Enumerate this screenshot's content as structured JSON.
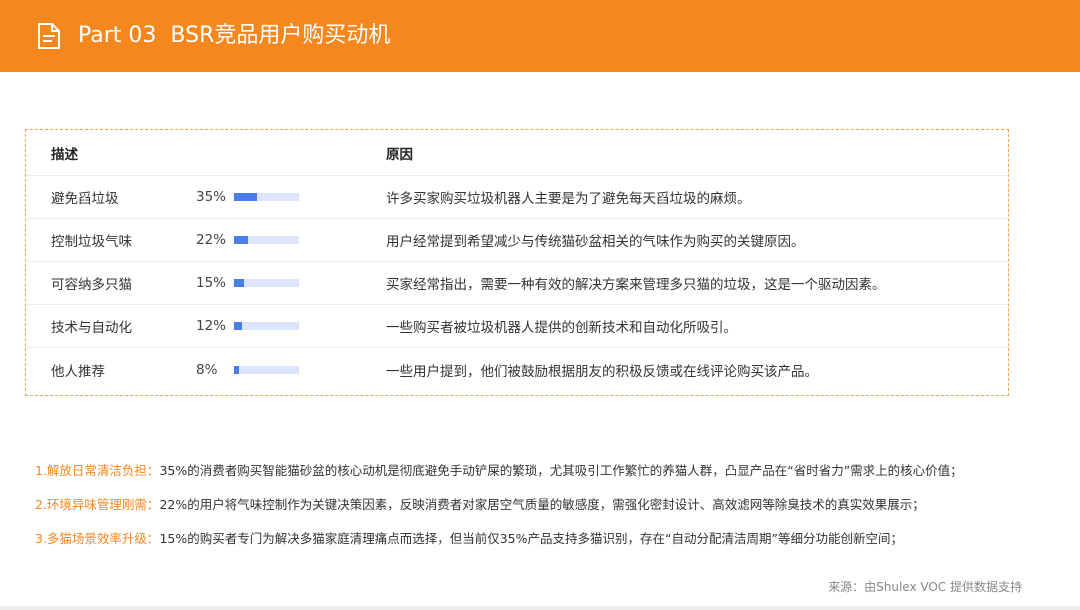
{
  "header": {
    "part": "Part 03",
    "title": "BSR竞品用户购买动机",
    "icon": "document-icon",
    "color": "#f5871f"
  },
  "table": {
    "headers": {
      "desc": "描述",
      "reason": "原因"
    },
    "rows": [
      {
        "desc": "避免舀垃圾",
        "percent_label": "35%",
        "percent": 35,
        "reason": "许多买家购买垃圾机器人主要是为了避免每天舀垃圾的麻烦。"
      },
      {
        "desc": "控制垃圾气味",
        "percent_label": "22%",
        "percent": 22,
        "reason": "用户经常提到希望减少与传统猫砂盆相关的气味作为购买的关键原因。"
      },
      {
        "desc": "可容纳多只猫",
        "percent_label": "15%",
        "percent": 15,
        "reason": "买家经常指出，需要一种有效的解决方案来管理多只猫的垃圾，这是一个驱动因素。"
      },
      {
        "desc": "技术与自动化",
        "percent_label": "12%",
        "percent": 12,
        "reason": "一些购买者被垃圾机器人提供的创新技术和自动化所吸引。"
      },
      {
        "desc": "他人推荐",
        "percent_label": "8%",
        "percent": 8,
        "reason": "一些用户提到，他们被鼓励根据朋友的积极反馈或在线评论购买该产品。"
      }
    ],
    "bar_color": "#4a7de8",
    "bar_track_color": "#dbe5fb"
  },
  "notes": [
    {
      "key": "1.解放日常清洁负担：",
      "text": "35%的消费者购买智能猫砂盆的核心动机是彻底避免手动铲屎的繁琐，尤其吸引工作繁忙的养猫人群，凸显产品在“省时省力”需求上的核心价值；"
    },
    {
      "key": "2.环境异味管理刚需：",
      "text": "22%的用户将气味控制作为关键决策因素，反映消费者对家居空气质量的敏感度，需强化密封设计、高效滤网等除臭技术的真实效果展示；"
    },
    {
      "key": "3.多猫场景效率升级：",
      "text": "15%的购买者专门为解决多猫家庭清理痛点而选择，但当前仅35%产品支持多猫识别，存在“自动分配清洁周期”等细分功能创新空间；"
    }
  ],
  "source": "来源：由Shulex VOC 提供数据支持"
}
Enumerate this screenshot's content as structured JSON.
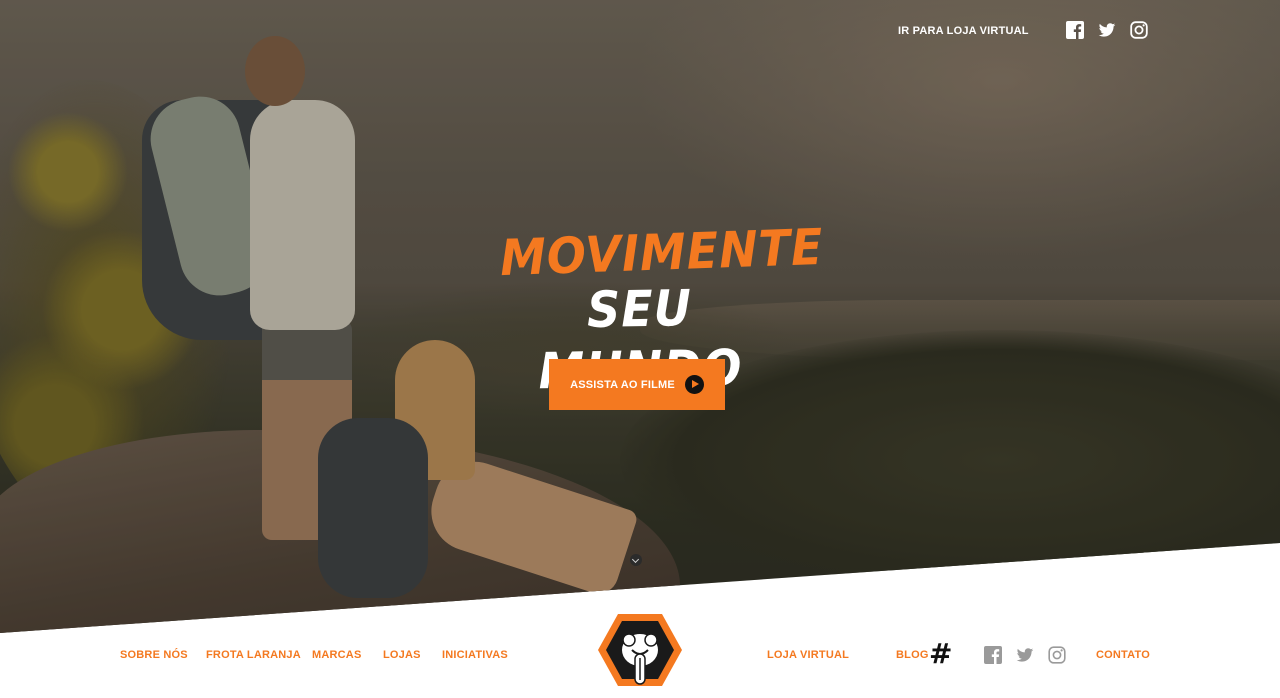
{
  "header": {
    "store_link": "IR PARA LOJA VIRTUAL",
    "social": [
      "facebook-icon",
      "twitter-icon",
      "instagram-icon"
    ]
  },
  "hero": {
    "headline_line1": "MOVIMENTE",
    "headline_line2": "SEU MUNDO",
    "cta_label": "ASSISTA AO FILME"
  },
  "footer_nav": {
    "sobre": "SOBRE NÓS",
    "frota": "FROTA LARANJA",
    "marcas": "MARCAS",
    "lojas": "LOJAS",
    "iniciativas": "INICIATIVAS",
    "loja_virtual": "LOJA VIRTUAL",
    "blog": "BLOG",
    "contato": "CONTATO"
  },
  "colors": {
    "accent": "#f47920",
    "white": "#ffffff",
    "dark": "#111111",
    "social_gray": "#9a9a9a"
  }
}
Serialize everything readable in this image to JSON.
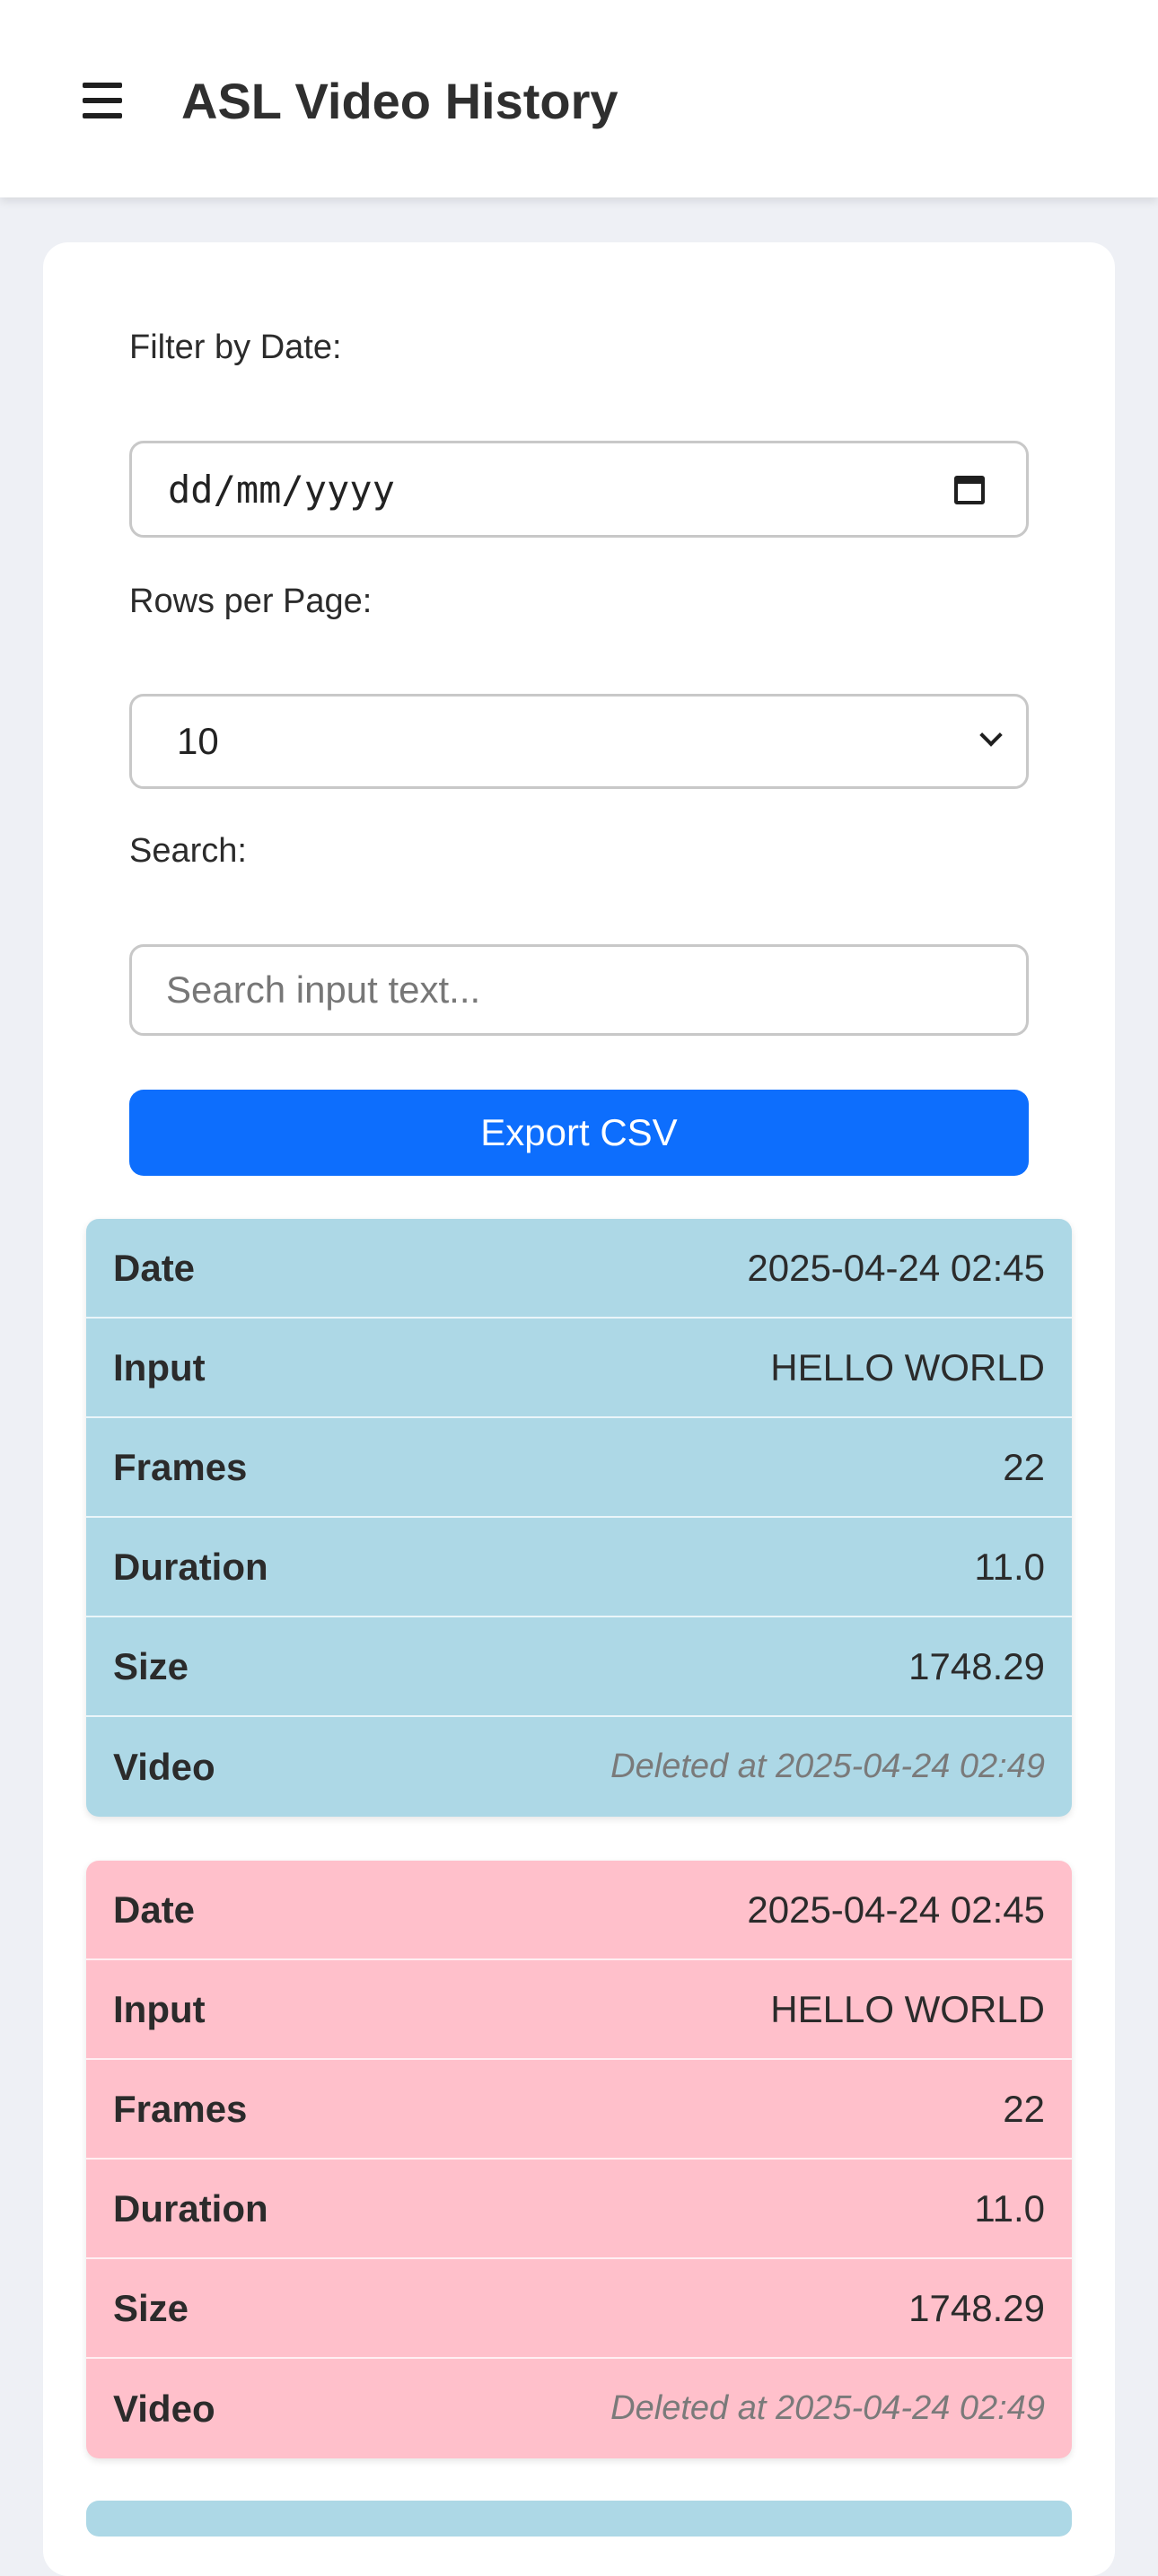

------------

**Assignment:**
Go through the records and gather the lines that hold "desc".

**Answer for the task:**
      "desc": "描述",
        "desc": "避免舀垃圾",
        "desc": "控制垃圾气味",
        "desc": "可容纳多只猫",
        "desc": "技术与自动化",
        "desc": "他人推荐",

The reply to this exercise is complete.